In physics, more specifically in electrostatics, Gauss' law is a theorem concerning a surface integral of an electric field E. In vacuum Gauss' law takes the form: with k = 1/ε0 in SI units and k = 4π in Gaussian units. The vector dS has length dS, the area of an infinitesimal surface element on the closed surface, and direction perpendicular to the surface element dS, pointing outward. The vector E(r) is the electric field at the position dS, the dot indicates a dot product between the vectors E and dS. The double integral is over a closed surface that envelops a total electric charge Qtot, which may be the sum over one or more point charges, or an integral over a charge distribution. If the closed surface does not envelop any charge then the integral is zero. The constant ε0 is the electric constant.

The law is called after the German mathematician Carl Friedrich Gauss.

## Application to spherical symmetric charge distribution

Gauss' law is a convenient way to computing electric fields in the case of spherical-symmetric charge distributions. For instance, a point charge is a spherical-symmetric charge distribution. Another example is a charged, conducting, spherical shell bounded by radii r0 < r1 with its charge distributed homogeneously over the shell.

Take the origin of a spherical polar coordinate system in the center of symmetry of the charge distribution—the position of the point charge, or the center of the spherical shell, respectively. Because of symmetry, E has a radial component only (parallel to the unit vector er). Moreover, this component does not depend on the polar angles, Take the surface of a sphere of radius r to integrate over (in the case that we are considering a spherical shell of charge density, r must be larger than the largest radius r1 of the shell); the surface element is Then, where r is the distance of the field-point to the origin. In the case of a point charge we have proved here Coulomb's law from Gauss' law. In the case of a charged spherical shell, we find that the electric field outside the shell is such that it seems that the total charge on the shell is concentrated in the center of the shell.
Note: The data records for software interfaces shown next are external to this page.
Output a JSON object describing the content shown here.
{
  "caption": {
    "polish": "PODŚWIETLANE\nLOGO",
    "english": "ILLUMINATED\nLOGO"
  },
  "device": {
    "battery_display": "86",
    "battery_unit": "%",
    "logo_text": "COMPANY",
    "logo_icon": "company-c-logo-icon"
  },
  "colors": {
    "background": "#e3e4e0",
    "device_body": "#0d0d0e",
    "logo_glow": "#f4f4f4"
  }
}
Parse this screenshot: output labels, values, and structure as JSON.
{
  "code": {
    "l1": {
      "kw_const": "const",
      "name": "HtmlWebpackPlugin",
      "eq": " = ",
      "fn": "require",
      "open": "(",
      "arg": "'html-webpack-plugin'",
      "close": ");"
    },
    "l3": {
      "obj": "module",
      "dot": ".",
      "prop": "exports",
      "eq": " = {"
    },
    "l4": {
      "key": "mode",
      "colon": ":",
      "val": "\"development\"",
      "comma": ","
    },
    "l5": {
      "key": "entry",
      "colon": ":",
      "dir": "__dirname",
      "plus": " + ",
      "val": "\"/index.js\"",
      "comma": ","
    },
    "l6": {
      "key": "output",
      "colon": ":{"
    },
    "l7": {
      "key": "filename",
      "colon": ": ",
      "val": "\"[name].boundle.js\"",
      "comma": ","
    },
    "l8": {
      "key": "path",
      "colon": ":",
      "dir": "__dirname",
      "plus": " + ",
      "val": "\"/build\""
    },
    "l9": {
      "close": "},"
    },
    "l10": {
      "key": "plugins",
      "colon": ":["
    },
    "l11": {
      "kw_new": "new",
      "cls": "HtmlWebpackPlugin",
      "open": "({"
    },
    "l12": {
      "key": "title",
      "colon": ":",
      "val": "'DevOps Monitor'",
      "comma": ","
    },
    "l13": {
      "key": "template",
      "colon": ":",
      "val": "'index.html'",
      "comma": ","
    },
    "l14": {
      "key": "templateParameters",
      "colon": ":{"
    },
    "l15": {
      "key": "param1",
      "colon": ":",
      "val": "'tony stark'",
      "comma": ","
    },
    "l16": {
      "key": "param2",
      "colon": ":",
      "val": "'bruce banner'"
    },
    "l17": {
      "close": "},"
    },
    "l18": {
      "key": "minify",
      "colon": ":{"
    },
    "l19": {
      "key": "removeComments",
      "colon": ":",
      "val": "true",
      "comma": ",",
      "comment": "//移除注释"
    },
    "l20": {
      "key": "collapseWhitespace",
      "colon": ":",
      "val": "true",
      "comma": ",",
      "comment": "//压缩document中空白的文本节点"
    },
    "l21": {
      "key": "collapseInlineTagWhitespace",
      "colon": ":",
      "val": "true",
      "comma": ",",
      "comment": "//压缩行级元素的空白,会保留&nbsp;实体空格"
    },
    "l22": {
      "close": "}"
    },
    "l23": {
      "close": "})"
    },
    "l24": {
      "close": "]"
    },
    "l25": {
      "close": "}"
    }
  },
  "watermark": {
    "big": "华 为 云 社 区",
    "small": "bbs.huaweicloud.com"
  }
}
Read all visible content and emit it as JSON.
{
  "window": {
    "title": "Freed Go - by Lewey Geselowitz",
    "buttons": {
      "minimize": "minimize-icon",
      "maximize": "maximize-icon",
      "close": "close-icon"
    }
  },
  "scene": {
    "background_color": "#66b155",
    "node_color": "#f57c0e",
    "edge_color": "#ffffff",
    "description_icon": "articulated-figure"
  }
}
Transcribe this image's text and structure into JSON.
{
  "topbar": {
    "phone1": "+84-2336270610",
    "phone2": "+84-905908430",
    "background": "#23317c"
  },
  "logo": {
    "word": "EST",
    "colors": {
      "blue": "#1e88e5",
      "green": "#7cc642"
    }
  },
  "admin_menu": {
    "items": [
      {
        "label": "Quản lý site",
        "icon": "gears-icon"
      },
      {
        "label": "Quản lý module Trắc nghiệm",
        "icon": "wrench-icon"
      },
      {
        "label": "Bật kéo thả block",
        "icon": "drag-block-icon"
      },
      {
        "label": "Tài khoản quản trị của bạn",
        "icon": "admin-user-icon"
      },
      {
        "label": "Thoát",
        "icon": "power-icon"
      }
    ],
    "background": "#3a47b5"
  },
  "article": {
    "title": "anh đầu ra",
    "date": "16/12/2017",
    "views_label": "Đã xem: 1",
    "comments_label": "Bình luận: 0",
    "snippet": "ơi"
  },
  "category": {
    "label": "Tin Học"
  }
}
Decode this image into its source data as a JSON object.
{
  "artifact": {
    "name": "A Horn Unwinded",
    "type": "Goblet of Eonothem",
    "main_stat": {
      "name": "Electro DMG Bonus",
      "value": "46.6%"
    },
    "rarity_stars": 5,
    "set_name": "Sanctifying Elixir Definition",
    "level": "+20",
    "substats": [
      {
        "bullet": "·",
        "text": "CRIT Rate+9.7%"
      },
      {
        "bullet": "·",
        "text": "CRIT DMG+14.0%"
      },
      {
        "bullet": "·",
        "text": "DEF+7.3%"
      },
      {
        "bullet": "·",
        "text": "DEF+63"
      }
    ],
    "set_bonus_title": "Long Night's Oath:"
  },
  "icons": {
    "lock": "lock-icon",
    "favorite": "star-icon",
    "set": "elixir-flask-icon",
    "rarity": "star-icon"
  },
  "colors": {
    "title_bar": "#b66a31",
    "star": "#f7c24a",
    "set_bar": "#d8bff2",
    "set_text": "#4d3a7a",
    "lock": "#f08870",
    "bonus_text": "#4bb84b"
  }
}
Coulomb's law applies to the charge seemingly concentrated in the center of the shell.